If the DUP and Sinn Fein are returned as the two largest parties after an election, but their row is unresolved, it is unlikely that a new ruling Executive could be formed.
That raises the real prospect of the devolved power-sharing institutions being suspended and a return to direct rule from Westminster.
Suspension of the Assembly was an all-too familiar feature in the years after the Good Friday peace agreement of 1998:
February 2000: Secretary of State Peter Mandelson suspends the Assembly after the UUP/SDLP-led Executive fails to strike a deal on IRA decommissioning. The institutions are restored in May after the IRA pledges to "completely and verifiably" put its arsenal beyond use.
August 2001: In the absence of progress on decommissioning, Northern Ireland Secretary John Reid suspends devolution for 24 hours - a manoeuvre that effectively gave the parties a six-week period to find a way forward.
September 2001: With the IRA having pledged to intensify engagement with an international panel set up to monitor decommissioning, Mr Reid triggers another technical 24-hour suspension to give the parties further breathing room.

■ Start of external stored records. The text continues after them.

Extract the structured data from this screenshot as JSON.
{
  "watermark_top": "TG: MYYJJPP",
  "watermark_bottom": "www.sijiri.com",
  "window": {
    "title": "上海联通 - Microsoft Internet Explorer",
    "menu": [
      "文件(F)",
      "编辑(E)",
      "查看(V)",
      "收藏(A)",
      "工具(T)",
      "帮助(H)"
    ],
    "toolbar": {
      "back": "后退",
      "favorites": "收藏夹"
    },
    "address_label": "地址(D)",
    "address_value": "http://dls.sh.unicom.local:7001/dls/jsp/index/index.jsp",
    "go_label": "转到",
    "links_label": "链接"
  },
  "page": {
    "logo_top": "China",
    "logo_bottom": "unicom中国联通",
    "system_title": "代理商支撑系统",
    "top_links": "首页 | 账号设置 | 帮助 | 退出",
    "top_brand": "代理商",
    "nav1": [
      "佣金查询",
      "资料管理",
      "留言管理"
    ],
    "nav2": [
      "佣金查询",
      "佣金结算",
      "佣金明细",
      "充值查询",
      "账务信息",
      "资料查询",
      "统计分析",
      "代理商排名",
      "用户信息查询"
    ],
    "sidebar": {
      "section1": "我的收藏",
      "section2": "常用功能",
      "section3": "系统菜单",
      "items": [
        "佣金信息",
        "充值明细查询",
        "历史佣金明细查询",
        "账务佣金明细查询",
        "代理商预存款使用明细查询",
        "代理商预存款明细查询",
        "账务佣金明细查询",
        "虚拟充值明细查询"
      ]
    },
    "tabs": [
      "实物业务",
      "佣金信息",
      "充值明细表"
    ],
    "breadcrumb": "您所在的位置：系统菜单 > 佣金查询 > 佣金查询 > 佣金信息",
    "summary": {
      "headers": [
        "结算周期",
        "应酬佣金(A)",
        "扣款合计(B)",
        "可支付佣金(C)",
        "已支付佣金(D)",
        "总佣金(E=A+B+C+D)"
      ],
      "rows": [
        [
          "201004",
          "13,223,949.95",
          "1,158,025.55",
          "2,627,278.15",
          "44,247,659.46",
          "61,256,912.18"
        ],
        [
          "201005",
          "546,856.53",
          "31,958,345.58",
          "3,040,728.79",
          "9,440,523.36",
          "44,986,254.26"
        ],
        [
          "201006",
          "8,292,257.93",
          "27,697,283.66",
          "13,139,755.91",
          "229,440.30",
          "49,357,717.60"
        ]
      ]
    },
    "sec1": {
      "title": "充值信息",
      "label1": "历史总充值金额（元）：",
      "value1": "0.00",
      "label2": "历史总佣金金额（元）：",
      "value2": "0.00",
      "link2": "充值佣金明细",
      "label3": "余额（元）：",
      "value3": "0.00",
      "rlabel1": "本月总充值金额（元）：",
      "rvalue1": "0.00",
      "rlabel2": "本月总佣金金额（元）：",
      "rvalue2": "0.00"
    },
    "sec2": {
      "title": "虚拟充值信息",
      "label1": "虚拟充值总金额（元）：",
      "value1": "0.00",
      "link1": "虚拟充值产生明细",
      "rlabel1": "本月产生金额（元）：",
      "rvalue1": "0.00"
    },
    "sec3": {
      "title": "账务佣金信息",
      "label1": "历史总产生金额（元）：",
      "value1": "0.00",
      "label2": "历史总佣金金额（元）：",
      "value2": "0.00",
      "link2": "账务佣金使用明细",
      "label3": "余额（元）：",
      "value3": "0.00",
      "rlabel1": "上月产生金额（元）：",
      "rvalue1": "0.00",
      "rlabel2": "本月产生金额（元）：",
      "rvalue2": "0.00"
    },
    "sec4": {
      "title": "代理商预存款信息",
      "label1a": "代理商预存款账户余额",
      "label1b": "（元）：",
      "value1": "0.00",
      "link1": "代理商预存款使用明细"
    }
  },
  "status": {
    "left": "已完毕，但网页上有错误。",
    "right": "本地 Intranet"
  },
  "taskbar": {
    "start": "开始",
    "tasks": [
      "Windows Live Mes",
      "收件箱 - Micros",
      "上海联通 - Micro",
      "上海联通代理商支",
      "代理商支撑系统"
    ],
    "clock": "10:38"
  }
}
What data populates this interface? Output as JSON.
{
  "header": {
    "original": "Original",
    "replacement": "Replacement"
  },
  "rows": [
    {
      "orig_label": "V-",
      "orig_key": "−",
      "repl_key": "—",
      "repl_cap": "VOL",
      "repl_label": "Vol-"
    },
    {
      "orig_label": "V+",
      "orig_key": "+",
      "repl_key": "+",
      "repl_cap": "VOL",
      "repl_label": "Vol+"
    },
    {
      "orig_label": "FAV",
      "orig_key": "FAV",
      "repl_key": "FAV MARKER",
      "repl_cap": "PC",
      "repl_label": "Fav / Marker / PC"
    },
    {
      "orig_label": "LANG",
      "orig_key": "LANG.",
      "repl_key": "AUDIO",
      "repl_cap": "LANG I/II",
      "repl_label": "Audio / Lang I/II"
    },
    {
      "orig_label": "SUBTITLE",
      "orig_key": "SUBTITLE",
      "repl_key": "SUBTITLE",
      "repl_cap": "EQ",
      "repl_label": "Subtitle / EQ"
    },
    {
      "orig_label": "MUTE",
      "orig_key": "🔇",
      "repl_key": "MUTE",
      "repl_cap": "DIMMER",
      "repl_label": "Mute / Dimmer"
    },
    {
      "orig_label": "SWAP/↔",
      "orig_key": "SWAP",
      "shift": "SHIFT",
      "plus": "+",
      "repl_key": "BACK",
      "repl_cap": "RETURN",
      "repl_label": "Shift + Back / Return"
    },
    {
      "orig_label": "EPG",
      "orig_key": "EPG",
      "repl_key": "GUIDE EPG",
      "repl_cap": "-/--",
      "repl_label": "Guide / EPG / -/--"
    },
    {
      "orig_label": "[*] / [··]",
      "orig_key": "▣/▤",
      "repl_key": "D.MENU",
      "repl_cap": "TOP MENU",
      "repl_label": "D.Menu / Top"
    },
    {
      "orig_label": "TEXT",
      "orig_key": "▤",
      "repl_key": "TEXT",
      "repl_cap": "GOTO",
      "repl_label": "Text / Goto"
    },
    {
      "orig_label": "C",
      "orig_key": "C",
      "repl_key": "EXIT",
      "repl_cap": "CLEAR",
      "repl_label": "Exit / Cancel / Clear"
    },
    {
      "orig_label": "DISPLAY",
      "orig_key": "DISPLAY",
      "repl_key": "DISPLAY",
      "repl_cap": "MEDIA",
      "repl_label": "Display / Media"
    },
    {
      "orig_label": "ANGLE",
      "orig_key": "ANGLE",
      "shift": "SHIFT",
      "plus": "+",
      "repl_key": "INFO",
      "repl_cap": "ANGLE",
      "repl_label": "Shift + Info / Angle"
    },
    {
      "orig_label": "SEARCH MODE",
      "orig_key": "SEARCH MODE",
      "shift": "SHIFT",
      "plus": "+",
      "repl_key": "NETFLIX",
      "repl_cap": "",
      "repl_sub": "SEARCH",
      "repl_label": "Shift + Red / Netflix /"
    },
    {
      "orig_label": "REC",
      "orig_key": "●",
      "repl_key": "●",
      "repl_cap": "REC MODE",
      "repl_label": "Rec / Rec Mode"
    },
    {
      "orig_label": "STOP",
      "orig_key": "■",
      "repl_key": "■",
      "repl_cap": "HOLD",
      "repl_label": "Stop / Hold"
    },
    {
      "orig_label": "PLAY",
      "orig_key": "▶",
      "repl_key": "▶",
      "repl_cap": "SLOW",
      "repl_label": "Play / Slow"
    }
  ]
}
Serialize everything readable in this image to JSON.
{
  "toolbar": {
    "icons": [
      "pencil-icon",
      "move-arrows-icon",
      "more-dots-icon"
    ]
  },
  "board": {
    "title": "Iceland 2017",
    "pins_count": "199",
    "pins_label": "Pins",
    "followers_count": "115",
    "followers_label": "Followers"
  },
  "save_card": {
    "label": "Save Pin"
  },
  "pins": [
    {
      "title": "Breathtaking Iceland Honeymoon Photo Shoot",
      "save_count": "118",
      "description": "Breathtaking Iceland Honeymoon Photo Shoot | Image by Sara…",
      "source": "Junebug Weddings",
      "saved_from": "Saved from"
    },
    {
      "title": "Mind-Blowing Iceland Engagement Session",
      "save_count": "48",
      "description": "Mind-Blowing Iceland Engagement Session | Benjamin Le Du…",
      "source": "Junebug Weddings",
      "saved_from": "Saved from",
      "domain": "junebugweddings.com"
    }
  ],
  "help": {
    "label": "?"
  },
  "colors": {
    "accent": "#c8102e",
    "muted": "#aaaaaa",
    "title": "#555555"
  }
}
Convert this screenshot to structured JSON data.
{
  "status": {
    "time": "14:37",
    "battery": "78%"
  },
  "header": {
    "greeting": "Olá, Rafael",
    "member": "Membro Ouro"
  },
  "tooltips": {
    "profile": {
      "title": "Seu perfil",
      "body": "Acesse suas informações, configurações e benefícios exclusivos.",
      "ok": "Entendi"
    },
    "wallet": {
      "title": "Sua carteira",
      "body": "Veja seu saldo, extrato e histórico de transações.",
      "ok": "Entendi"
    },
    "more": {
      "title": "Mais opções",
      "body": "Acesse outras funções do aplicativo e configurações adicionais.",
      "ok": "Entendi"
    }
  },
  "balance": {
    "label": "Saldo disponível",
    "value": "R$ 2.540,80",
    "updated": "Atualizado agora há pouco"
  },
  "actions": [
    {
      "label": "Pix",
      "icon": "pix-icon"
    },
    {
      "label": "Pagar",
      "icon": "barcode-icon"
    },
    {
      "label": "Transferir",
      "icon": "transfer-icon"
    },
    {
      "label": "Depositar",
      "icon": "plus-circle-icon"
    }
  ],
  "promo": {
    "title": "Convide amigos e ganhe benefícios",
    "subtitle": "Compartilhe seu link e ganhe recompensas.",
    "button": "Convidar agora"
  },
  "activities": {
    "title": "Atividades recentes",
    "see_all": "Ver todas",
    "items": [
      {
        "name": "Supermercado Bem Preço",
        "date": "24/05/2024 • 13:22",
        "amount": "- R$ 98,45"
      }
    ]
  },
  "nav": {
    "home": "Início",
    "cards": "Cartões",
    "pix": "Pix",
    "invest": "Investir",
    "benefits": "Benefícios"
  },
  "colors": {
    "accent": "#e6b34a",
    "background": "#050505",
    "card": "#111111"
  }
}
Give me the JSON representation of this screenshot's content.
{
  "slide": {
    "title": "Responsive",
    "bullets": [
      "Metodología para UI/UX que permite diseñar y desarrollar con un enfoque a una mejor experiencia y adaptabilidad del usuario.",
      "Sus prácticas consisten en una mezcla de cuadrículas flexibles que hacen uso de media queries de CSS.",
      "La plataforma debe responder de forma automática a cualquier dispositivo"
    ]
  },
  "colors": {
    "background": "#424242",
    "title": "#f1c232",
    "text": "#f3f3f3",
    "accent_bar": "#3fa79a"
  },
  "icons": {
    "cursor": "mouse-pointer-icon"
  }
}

October 2002: Sinn Fein's offices at Stormont are raided by the police as part of an investigation into an alleged IRA spy ring at the heart of Government. A major political crisis erupts and, 10 days later, Mr Reid suspends devolution and announces the return of direct rule. London-based ministers would retain control of running Executive departments until 2007 when the then DUP leader Dr Ian Paisley and Sinn Fein veteran Martin McGuinness entered power together.